▶ **Assignment**: Return the count of lines in the records that include the string "title", and nothing besides it.

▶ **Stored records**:
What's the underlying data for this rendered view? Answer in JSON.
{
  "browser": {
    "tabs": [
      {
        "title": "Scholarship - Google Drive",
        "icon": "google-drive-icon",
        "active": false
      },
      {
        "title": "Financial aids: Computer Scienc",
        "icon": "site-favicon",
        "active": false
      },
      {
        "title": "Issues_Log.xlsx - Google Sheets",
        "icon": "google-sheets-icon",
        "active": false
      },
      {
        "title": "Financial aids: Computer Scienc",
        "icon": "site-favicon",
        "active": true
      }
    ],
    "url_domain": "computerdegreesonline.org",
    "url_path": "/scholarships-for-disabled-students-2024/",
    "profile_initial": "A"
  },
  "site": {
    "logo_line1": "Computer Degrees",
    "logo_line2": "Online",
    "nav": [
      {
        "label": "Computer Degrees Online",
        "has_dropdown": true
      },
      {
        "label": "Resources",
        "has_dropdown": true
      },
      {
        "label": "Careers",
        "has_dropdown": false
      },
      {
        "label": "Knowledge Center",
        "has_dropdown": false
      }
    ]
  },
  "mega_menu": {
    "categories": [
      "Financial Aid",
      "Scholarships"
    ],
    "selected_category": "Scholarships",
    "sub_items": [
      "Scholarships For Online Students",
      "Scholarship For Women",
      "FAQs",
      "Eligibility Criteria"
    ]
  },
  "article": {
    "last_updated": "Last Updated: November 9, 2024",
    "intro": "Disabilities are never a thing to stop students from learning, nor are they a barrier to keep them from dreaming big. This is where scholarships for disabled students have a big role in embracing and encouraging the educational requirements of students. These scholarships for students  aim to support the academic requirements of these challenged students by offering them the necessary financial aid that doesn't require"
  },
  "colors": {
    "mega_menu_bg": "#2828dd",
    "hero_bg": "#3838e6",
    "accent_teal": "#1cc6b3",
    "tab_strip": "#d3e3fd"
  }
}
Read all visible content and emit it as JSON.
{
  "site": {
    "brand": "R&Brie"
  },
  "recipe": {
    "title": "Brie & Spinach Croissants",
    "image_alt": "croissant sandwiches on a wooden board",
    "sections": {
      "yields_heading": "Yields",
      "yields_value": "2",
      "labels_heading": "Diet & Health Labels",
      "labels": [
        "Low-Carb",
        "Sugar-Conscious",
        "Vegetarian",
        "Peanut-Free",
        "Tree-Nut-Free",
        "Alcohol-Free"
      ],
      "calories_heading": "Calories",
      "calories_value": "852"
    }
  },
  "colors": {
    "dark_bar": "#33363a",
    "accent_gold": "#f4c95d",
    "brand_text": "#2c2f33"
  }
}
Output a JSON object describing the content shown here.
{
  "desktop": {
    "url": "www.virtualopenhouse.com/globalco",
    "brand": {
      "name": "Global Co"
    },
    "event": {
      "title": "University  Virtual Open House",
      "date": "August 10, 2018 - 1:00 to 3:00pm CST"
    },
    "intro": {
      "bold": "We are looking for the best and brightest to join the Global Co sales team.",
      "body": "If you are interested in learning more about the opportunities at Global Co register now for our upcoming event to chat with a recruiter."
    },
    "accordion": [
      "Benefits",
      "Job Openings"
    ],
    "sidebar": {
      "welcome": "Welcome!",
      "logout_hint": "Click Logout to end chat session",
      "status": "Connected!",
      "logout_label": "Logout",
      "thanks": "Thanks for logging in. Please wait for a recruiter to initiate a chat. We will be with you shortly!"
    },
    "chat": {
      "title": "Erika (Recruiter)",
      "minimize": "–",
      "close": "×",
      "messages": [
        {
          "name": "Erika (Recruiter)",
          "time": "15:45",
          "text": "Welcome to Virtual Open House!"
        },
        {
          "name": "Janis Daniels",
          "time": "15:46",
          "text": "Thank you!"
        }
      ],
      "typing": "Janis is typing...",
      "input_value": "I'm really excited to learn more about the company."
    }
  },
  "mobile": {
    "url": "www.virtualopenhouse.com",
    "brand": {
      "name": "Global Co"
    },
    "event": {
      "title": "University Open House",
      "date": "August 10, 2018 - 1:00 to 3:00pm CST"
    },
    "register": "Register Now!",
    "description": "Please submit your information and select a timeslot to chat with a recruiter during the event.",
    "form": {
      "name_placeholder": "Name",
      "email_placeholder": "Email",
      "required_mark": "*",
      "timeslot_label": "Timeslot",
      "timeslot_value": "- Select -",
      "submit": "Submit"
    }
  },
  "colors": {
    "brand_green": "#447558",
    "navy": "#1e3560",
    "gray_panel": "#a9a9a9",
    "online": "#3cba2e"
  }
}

▶ **Final answer**: 8